This year’s show, at which DigitalRoute is exhibiting, seems to be near enough double the size of last year’s event in Barcelona. There’s a palpable sense of excitement, and a seemingly collective understanding among those companies present that a digital future is there to be grabbed. And a desire to grab it. Thematically, IoT and digitization, new services, and the importance of data predominate across banner headlines as far as the eye can see.
There’s a recognition that data; its collection, processing, and value can drive innovative Use Cases in the areas of both trading (the more pressing play and perhaps the most immediately financially rewarding deployment) and distribution (the longer game, but no less important for that.) There’s also a lot of talk about the need to integrate legacy infrastructures with new world elements and applications. These are challenges to meet which utilities are now actively looking for, rather than just talking about, solutions.

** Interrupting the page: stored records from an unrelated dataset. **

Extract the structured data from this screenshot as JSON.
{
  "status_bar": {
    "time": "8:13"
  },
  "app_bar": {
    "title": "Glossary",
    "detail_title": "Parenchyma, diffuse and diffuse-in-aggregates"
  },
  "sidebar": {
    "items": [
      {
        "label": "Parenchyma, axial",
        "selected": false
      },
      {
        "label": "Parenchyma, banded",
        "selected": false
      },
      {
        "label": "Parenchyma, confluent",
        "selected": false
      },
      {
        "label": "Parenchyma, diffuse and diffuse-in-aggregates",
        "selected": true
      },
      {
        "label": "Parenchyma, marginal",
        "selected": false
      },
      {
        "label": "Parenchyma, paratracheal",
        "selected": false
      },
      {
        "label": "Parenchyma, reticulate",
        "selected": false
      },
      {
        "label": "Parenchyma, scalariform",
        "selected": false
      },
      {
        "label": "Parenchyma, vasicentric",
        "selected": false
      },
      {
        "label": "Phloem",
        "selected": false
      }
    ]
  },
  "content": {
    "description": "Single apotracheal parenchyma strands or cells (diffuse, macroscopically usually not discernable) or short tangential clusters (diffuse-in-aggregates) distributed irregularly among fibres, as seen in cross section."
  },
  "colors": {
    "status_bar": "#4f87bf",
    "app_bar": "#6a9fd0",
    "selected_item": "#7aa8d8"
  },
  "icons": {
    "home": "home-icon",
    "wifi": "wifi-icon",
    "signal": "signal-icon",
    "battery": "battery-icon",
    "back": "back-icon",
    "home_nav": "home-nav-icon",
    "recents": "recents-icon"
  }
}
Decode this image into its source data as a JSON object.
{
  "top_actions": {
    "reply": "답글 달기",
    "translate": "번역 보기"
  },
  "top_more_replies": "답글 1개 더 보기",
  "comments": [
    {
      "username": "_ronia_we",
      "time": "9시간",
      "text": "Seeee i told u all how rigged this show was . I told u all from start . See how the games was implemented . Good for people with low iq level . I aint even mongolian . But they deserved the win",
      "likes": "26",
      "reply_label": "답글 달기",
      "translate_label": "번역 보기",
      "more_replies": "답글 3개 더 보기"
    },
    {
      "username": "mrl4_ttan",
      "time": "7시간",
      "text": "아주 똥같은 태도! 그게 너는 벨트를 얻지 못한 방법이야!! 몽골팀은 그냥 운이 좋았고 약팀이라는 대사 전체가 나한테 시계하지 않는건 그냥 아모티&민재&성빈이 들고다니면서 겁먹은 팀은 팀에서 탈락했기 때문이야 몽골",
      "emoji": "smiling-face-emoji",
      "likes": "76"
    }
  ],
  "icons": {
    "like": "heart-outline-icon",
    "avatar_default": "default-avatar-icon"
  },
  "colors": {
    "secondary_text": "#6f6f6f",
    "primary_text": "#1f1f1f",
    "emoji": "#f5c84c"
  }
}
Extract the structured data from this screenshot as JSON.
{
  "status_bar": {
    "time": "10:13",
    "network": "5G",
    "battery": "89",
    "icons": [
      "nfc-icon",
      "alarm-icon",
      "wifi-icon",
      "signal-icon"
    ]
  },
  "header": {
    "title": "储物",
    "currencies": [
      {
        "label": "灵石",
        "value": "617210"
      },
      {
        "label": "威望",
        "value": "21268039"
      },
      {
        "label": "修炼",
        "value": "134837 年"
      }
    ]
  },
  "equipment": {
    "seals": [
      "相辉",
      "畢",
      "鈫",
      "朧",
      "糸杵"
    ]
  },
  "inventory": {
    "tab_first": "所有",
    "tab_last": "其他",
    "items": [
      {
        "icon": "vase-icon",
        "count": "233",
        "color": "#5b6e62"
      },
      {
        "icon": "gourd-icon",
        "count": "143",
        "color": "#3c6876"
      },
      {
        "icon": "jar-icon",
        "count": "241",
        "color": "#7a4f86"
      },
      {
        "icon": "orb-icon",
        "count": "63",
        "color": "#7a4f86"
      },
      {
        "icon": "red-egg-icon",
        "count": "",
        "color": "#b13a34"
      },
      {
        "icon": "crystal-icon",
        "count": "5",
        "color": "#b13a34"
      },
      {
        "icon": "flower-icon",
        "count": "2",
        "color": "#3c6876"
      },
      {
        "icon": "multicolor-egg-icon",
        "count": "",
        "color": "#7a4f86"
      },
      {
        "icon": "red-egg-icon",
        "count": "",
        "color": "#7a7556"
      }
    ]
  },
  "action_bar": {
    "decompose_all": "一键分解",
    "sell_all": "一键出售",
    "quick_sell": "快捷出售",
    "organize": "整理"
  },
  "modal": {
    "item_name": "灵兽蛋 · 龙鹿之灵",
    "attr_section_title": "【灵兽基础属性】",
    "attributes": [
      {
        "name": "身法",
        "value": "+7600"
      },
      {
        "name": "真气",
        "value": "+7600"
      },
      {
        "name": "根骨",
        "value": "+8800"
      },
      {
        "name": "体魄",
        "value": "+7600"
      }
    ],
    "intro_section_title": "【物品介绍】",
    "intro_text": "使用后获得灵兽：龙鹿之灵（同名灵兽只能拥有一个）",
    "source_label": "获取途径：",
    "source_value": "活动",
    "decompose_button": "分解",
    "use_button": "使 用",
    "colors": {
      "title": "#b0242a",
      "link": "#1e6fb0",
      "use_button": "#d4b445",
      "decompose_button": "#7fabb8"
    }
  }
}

It’s also clear that while this week is focused on Europe, there isn’t global equality in terms of the industry’s progress towards digitization. Different regions are at different stages of the digital journey, some more advanced and some slower. But the impact of standard-bearers like Alpiq who are already deploying innovative technology to power profitable next-generation Use Cases shouldn’t be underestimated. The results they’ve achieved are attention-grabbing and others want to hear about them.
The key word, perhaps, is “smart.” Now that smart grids are a widespread reality smart data is being recognized a central requirement for commercial success. A horizontal data layer based on a technology that turns big data into smart data and bridges legacy and next generation elements now has a value which is increasingly readily understood, without the need for explanation required twelve months ago.
Other innovations are also being embraced. Blockchain, in particular, features in endless conversations though only the surface of its potential impact is presently being scratched. This and other new technologies also have questions of data and integration front and center. How do you unlock them?
The digital utility has moved from concept to launching pad in the past twelve months. That much seems clear. Utilities are-maybe surprisingly and maybe not-grasping the opportunity to embrace transformation more eagerly than may other industries have in the past. There is every reason to believe that the pace of change will not flag and that over the next twelve months, utilities might just teach other verticals lessons about how to become digital businesses. That’s good news for everyone. Exciting times may well be ahead.